I’m going to let theologians debate the scriptural significance of Tetelestai – I’m using it here as a metaphor.

On this day after Good Friday (and on the same day as that darned giraffe finally gave birth to her calf), there is an awful lot that seems “finished”. I’m going into this Easter holiday looking around our little house at all of the projects my late husband finished. He painted every wall in our home, every cabinet in the kitchen, laid the concrete block pathway to the driveway, constructed the shed in the backyard, crafted all of the hanging light fixtures and the track lighting in my office, built my computer and the desk that I sit at, and built the fence that surrounds our yard, protecting both the dogs and me.

Tetelestai. It is finished.

It’s almost a time-line, really, of the worsening of his plethora of illnesses – the grandiose projects that he completed when we first moved in – so full of energy, so many dreams. The projects got smaller and simpler as his health waned, and then stopped completely when simply breathing and moving became project enough for him. At first, we’d joke about it. “It’s a two hour project” he’d say, and I’d respond “See you next Thursday then, right?” because simple projects took longer, but they still got done. As the years passed, many of the smaller projects became my domain – with him “supervising” of course. But the unspoken truth was that he’d never again do “the guy things” around the house.

Tetelestai. It is finished.

I have been looking through albums of our fly-fishing trip to the San Juan river – one of our last escapades before his condition rendered us tethered to places that were in easy access of a cell phone signal at first, then later to a hospital.

So much finished – a testament to him as much as to us… Tetelestai. It is finished.

The hard drive in computer he built for me crashed the day before he went into the hospital for what would be his last procedure. He’d replaced it and the power supply countless times before, with an ease that still amazes me when I dare contemplate the mess of wires and parts – but this time, he and I both knew he wouldn’t be able to repair it. “Get a new computer” he said. I agreed.

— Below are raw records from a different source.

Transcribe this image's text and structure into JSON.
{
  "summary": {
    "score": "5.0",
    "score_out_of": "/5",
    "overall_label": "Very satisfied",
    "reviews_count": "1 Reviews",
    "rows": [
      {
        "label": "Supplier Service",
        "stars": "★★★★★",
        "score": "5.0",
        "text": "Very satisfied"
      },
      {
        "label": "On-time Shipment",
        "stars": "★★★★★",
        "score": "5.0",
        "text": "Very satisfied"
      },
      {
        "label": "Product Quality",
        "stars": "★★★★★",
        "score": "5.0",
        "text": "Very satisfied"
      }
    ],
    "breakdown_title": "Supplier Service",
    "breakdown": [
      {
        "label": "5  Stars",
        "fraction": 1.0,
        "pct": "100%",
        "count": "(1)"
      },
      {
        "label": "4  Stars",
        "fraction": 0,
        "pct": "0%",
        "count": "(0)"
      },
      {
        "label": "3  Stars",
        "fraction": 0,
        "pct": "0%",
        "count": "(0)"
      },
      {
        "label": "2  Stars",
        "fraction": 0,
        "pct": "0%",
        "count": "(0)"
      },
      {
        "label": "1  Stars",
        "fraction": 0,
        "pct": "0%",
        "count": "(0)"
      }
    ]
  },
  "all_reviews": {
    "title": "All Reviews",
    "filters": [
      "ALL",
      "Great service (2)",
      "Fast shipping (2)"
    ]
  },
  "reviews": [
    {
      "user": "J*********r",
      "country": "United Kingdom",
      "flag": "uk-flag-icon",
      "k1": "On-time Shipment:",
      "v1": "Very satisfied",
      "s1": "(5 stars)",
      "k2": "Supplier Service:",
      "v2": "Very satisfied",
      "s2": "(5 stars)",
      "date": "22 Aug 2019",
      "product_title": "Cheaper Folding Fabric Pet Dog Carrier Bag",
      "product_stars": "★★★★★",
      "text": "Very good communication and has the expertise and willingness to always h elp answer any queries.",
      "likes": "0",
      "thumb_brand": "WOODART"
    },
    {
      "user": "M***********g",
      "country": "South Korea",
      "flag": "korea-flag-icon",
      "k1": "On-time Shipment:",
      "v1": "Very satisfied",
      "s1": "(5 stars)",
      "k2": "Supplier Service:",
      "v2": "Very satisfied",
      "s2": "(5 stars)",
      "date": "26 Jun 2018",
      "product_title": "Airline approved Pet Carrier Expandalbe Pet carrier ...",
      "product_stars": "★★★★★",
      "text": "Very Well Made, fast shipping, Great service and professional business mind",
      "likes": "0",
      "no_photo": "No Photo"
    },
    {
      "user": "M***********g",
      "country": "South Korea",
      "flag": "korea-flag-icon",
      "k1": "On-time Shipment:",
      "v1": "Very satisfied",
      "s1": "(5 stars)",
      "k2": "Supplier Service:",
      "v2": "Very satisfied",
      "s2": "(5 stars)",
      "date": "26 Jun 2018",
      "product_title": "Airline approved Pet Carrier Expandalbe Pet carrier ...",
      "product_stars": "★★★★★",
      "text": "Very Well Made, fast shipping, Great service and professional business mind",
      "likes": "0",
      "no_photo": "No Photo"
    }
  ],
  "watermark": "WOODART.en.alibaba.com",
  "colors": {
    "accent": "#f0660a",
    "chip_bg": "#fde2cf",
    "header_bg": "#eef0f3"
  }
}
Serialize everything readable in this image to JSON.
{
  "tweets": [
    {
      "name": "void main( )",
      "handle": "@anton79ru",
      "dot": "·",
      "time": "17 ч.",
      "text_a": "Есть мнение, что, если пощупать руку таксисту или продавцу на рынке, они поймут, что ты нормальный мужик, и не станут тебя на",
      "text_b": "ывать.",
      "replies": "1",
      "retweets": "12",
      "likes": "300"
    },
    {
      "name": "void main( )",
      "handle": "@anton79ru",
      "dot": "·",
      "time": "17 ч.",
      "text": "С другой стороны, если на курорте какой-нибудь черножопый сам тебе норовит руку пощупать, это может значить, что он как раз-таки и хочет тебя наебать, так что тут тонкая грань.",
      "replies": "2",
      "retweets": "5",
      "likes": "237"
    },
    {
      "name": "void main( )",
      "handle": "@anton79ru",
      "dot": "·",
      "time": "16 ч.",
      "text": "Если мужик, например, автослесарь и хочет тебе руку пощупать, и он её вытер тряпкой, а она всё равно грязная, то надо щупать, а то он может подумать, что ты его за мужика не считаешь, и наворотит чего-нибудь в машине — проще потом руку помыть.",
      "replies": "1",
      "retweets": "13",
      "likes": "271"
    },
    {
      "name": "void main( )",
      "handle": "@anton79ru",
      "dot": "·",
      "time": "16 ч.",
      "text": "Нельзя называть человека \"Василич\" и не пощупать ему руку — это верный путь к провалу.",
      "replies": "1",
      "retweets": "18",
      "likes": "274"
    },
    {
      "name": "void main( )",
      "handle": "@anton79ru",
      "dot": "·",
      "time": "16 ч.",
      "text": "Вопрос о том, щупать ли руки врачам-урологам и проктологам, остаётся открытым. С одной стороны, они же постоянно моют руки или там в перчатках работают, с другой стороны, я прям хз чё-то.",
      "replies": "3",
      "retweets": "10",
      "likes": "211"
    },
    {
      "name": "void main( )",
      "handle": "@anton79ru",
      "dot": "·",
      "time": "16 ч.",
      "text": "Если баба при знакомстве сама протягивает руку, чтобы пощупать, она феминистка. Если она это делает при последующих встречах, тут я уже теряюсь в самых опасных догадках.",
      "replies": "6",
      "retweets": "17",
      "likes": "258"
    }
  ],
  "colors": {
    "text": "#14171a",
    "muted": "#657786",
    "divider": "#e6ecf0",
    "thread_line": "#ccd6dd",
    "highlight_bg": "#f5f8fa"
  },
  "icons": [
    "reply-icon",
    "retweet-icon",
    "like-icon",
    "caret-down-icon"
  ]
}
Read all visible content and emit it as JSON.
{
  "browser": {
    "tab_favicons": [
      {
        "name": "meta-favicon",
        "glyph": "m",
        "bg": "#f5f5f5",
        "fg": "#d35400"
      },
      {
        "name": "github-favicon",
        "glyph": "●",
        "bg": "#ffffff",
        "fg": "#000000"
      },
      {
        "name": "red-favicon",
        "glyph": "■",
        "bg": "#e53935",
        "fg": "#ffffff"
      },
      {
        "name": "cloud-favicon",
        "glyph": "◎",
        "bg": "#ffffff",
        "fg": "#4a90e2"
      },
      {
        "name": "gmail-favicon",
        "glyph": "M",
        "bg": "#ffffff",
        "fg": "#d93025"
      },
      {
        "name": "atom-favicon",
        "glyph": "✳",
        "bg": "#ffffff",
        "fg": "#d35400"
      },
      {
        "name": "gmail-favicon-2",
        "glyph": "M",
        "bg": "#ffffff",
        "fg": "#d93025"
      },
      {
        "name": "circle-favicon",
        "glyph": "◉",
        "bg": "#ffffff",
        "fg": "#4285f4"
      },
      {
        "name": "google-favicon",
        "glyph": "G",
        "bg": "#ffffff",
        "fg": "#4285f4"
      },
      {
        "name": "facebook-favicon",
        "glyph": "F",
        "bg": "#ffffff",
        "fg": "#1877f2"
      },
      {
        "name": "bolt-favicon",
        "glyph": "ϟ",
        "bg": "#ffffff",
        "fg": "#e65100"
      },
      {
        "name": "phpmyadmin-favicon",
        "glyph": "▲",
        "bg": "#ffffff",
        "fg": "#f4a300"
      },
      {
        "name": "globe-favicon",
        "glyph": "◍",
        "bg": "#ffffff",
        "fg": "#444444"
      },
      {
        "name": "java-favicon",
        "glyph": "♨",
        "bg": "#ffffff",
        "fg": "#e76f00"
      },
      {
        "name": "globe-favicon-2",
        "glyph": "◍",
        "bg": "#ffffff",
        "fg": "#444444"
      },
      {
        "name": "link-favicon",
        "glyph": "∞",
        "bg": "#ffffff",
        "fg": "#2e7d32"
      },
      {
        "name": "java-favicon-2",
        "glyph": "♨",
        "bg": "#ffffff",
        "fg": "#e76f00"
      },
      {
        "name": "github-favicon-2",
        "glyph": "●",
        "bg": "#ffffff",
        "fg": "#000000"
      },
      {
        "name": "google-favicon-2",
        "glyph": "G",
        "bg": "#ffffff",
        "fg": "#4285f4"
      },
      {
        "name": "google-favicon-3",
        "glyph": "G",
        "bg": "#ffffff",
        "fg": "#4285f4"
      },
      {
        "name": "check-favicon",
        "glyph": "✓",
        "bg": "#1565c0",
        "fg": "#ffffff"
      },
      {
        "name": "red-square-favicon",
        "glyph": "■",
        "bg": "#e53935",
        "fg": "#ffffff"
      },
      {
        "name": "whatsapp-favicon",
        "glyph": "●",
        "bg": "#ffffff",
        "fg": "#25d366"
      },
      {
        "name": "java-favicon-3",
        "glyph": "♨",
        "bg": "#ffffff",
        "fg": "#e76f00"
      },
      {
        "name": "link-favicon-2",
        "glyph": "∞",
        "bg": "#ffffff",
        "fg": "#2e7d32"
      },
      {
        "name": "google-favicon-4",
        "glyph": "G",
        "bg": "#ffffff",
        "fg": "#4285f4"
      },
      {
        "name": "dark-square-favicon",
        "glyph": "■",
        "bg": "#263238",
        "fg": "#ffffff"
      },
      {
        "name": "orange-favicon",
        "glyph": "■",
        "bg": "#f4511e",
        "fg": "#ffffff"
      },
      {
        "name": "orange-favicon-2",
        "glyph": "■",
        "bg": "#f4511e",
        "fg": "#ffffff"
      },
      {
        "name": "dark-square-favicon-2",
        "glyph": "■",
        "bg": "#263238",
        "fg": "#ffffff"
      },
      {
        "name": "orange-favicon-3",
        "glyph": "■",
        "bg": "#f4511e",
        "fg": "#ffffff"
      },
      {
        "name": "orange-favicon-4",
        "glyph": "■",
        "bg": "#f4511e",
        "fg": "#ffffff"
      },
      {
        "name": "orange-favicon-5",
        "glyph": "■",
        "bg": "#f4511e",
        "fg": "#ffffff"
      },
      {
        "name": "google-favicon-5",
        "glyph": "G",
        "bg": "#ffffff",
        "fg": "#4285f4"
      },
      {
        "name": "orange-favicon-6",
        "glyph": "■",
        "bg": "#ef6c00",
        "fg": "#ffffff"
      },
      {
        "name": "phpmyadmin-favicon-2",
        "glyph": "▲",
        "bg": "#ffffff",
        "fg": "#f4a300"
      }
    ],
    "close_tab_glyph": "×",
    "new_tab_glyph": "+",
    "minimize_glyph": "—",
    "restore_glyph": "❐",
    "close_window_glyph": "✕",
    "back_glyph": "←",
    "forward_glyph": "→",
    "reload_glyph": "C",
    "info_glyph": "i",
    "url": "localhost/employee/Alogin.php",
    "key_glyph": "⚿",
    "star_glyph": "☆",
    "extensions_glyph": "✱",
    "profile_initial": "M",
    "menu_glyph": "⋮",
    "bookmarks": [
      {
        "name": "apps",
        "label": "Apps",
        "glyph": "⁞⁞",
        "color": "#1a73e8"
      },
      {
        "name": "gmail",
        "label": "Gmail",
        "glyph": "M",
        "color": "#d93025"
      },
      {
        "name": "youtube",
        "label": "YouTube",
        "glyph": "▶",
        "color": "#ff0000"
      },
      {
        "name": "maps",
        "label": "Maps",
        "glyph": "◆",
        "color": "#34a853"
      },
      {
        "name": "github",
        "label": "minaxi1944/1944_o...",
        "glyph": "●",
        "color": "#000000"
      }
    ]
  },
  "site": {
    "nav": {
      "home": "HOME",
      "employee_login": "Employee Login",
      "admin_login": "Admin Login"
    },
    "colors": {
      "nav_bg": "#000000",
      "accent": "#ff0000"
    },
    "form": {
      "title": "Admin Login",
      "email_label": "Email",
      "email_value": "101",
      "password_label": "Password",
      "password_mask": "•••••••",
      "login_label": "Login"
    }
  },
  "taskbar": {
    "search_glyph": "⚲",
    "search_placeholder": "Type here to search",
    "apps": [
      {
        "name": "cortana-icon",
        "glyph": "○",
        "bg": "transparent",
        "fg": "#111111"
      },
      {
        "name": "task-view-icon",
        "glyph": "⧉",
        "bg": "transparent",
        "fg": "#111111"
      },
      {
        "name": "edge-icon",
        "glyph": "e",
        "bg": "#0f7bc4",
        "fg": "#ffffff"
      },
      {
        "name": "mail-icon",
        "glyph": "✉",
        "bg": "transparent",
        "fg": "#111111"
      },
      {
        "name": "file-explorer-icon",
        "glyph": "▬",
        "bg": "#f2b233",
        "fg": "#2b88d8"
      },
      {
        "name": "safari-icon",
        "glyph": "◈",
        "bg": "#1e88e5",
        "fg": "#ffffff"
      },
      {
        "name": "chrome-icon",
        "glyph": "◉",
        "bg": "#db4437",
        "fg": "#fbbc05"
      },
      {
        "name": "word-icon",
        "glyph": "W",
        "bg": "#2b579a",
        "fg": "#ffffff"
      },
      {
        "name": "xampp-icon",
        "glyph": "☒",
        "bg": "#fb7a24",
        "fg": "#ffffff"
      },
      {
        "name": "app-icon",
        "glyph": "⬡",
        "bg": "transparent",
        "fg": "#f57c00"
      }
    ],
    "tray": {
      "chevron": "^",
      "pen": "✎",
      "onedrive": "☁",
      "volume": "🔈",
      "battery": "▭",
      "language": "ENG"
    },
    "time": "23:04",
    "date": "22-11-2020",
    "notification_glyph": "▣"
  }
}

There would be no more repairs, no more tinkering, no more projects. We both knew, but it was somehow a dramatic punctuation mark to his decline.

Tetelestai. It is finished.

And, in many ways – the disease process that sapped him of his strength, ate away at his heart, his eyesight, his kidneys, his liver – is now finished too. He told me candidly about six months before we raced him to the emergency room for the last time, that for the last three years he’d been in nearly excruciating pain every single day.

So, the fear, the anger, the kitchen table that looked like a pharmacy with the dozens of prescriptions he had to take each and every day, and yes – the pain – Tetelestai. It is finished.

And yet, the bathroom is still three-quarters of the way done… (His massive tiling project was halted by his illness before it could be completed), the long hoped for trips to Branson, Missouri and Tombstone, Arizona never happened.

The remainder of my life is still unfinished (possibly three-quarters of the way done at this point, but, unfinished). My plans have been irretrievably altered of course – and the old dreams, I’m sure, will be supplanted by new ones. But, incontrovertibly – my old life….

Tetelestai. It is finished.

One comment

  1. Helen · April 15, 2017

    And alas when Jesus uttered those words, Tetelestai, there was a promise you would be together again. God bless, Judi ❤️❤️❤️